By Bonnie Lei, Class of 2015
“I don’t like cheese,” Dennis declared to me at the Cambridge Area IV Youth Center in his middle school matter-of-fact way. After more questioning, I realized that his opinion was based on a diet of Kraft Singles and packaged string cheese.
Acclaimed cheesemaker Lourdes Smith of Fiore di Nonno, glanced over my shoulder and gave Dennis a knowing smile “We’ll see about that little buddy. Wait until you taste real cheese you make yourself!” Ten minutes later, after a quick lesson on curds and whey, our dozen students had their sleeves rolled up, marveling at their ability to stretch their own curds into string cheese in splashing tubs of hot water.
The Food Lab for Kids is a community outreach program that showcased real, healthy food and deliciously fun science lessons this spring. It all began with an idea fueled by my passion for the sciences, which was sparked by research opportunities I had at a young age. I saw how exciting science could be and I have since become dedicated to ensuring that young students are able to have an engaging early exposure to the sciences, locally as well as worldwide.
Here at Harvard, I saw a great model in the Science and Cooking course, which has given legions of non-science undergraduate students an introduction to the physical sciences. What if we could utilize the fun and delicious aspects of cooking to engage younger students in the sciences, and involve them in healthy, nutritious lifestyles? It all came together when I had a brainstorm session with my friend and co-founder Marina Chen.
Together we created The Food Lab for Kids, gaining strong support from Science and Cooking professor Michael Brenner, Harvard School of Engineering and Applied Sciences (SEAS) Director of Education Kathryn Hollar and research/education specialist Jorge Pozo, and Science and Cooking course staff Christina Andujar, Pia Sorenson, and Naveen Sinha. With financial support from a SEAS Nectar grant, we launched the project over the spring in collaboration with Area IV Youth Center, whose Director Nicole Rodriguez enthusiastically agreed to host a pilot run of our Science of Pizza curriculum.

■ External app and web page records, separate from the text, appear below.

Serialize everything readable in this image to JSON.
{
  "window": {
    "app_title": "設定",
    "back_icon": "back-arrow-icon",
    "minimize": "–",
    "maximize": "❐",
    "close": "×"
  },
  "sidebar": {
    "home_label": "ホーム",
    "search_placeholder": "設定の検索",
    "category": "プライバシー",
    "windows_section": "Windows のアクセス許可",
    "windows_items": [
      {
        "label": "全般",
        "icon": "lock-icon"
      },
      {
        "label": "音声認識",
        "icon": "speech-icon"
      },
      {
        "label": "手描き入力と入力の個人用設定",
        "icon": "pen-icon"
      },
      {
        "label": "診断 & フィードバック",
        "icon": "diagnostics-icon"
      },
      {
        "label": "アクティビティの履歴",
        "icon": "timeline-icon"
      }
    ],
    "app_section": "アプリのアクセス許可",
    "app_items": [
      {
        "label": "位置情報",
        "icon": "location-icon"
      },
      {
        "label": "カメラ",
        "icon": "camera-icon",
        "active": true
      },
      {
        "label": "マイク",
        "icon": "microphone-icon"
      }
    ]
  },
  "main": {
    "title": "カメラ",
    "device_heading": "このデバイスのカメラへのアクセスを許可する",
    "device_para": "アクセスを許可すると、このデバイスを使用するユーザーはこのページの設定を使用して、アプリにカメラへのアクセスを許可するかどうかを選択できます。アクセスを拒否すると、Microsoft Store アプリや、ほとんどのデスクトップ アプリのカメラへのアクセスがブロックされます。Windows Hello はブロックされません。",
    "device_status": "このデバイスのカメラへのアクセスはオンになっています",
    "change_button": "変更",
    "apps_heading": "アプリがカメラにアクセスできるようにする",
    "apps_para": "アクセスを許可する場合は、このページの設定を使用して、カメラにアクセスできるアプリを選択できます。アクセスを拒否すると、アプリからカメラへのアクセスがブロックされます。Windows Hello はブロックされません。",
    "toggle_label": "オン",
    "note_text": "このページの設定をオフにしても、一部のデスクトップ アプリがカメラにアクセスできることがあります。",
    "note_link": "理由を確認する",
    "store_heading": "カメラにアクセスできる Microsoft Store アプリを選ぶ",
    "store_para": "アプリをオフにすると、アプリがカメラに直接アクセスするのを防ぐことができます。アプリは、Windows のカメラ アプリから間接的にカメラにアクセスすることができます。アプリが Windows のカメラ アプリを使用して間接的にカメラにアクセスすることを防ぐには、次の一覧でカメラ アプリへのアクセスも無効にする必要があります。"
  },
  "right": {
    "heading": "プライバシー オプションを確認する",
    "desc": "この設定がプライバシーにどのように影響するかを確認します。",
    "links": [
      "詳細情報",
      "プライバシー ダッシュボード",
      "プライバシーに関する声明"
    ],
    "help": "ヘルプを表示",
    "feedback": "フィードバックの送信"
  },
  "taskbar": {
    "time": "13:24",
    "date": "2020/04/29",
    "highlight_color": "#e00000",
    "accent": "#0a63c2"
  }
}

Our team of nine Harvard undergraduate students, many who are alumni of the Science and Cooking course, served as our teachers for weekly hands-on, lab-based classes on that incorporate science concepts and good nutrition habits. Week by week, we covered everything from the fermentation in pizza dough to the Maillard Reaction on caramelized vegetable toppings to thickeners in marinara sauce. We saw the growth of our students as they grasped onto concepts learned from week to week. Their center staff and parents were also impressed by the kitchen skills the kids obtained, everything from safe knife skills to proper stove work.
The culmination of the program experience was in a research project they conducted in the final weeks of the course. We saw this as the ultimate test: will the students be sufficiently motivated and empowered to come up with their own research questions and design proper experiments to test their hypotheses? The answer was an overwhelming yes!
Students formed groups and decided their own research projects. They ended up exploring how to make fluffier pancakes (the magic is in beating the egg whites!), chewier cookies (with the use of different sugars), and crunchier French fries (by altering the cooking method). They had the opportunity to present to their peers, at an Area IV youth center hosted science fair, and then again at the SEAS Design Fair. The students will have another opportunity to showcase their work to the greater Cambridge/Boston community, as well as world class chefs and scientists, at a rescheduled Cambridge Science Festival event at SEAS this coming fall.
After our successful pilot, we are excited to be working on expanding the offerings of The Food Lab for Kids locally and even eventually nationwide. Our goal is to demonstrate how science curriculum can be effective in through this engaging medium, and lead to positive life skills in health and nutrition, while making this opportunity accessible to all kids.